Big Data and Privacy

In the past, insurance companies used straightforward objective criteria and actuarial science to evaluate risks and calculate how much to charge a consumer for an insurance policy. Age, address, income, claim history and education were the main factors. Today, insurers are using subjective factors such as shopping and personal habits, and credit scores. With the explosion in credit reporting and the widespread use of computers and the Internet, vendors that mine and sell data and modelers that spin data are plying their wares to insurers with great success. Consumers are now being micro-scrutinized in ways people can’t even imagine: Where you shop, how you shop, where you eat, how you use the Internet, your personal life can now impact how much you pay for insurance…Privacy abuses are rampant.  Insurers have veered far into subjective pricing. We are concerned. Regulators are concerned.

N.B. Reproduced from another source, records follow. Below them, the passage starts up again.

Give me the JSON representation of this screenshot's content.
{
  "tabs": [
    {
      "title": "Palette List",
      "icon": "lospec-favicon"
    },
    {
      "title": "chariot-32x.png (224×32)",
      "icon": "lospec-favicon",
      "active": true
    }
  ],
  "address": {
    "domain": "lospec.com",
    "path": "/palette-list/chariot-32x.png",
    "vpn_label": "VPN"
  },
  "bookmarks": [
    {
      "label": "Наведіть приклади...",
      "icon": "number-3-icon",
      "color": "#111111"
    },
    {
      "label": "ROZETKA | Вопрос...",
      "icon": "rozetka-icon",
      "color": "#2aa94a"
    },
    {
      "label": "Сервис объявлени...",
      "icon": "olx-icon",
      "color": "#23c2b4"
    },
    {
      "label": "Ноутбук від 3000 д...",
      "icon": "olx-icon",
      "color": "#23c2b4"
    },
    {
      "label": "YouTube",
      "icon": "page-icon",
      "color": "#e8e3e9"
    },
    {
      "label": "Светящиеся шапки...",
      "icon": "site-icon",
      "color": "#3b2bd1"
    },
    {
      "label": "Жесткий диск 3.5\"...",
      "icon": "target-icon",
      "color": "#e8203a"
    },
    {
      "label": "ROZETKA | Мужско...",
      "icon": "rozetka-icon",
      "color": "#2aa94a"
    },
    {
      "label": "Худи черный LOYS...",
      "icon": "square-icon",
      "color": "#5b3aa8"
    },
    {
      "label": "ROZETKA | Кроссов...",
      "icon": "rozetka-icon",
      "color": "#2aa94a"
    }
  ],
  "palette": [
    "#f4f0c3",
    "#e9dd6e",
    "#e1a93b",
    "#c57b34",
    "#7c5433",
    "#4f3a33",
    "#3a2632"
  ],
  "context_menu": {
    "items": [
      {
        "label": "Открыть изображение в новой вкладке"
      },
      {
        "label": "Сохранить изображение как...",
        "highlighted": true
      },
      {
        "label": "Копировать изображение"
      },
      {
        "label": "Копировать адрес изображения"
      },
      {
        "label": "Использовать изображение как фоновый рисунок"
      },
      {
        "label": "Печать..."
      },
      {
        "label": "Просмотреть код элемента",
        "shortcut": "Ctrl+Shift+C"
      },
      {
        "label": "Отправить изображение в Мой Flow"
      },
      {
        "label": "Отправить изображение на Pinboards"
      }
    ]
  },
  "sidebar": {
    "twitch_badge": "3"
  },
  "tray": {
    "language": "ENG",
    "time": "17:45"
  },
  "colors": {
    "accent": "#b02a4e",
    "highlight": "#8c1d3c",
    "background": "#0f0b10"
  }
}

You should be concerned.

See also: ​Big Data TMI and the impact on policyholders